[PROMPT]:
Your answer is a copy of every line in the records where "letter" appears.

[RECORDS PROVIDED]:
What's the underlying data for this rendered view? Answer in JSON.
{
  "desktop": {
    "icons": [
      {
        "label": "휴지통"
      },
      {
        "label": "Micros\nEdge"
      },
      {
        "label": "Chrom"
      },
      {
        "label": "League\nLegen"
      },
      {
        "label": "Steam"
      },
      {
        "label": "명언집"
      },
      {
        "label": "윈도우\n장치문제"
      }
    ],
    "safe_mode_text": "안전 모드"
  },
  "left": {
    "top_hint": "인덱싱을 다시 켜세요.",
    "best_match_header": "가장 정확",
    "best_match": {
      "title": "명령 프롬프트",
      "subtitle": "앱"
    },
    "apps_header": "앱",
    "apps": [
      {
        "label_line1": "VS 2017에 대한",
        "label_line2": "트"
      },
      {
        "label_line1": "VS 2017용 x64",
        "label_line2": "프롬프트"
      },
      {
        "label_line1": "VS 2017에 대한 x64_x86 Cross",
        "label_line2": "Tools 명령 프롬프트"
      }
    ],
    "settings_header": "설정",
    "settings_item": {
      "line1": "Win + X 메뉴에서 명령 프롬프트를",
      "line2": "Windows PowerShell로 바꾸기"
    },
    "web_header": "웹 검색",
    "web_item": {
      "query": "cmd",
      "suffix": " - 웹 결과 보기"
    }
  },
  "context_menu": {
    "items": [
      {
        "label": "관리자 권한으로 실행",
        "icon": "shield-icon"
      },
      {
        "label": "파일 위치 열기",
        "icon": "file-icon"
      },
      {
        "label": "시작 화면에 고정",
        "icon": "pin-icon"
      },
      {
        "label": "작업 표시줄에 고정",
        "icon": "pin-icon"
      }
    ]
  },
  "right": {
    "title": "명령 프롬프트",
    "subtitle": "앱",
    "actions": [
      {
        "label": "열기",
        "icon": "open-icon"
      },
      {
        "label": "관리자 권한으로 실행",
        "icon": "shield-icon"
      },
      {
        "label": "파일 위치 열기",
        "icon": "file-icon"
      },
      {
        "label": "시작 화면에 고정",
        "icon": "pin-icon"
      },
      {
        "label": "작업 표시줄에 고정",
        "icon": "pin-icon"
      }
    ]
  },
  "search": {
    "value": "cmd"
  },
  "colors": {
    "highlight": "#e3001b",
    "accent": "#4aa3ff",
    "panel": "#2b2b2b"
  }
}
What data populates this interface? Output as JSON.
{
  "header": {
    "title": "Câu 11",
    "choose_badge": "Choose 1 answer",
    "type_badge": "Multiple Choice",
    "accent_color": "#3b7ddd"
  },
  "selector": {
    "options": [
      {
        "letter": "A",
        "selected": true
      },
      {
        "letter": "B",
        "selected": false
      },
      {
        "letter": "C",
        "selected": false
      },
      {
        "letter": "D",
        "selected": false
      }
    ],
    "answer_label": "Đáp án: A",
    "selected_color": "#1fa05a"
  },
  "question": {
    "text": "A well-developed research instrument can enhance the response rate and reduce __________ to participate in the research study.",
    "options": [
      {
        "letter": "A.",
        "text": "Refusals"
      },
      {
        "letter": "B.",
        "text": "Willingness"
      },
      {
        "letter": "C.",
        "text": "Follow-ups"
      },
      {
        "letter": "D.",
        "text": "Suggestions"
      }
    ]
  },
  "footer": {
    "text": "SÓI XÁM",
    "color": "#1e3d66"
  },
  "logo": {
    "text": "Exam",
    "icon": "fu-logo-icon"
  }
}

[SOLUTION FOR THIS EXERCISE]:
        "letter": "A",
        "letter": "B",
        "letter": "C",
        "letter": "D",
        "letter": "A.",
        "letter": "B.",
        "letter": "C.",
        "letter": "D.",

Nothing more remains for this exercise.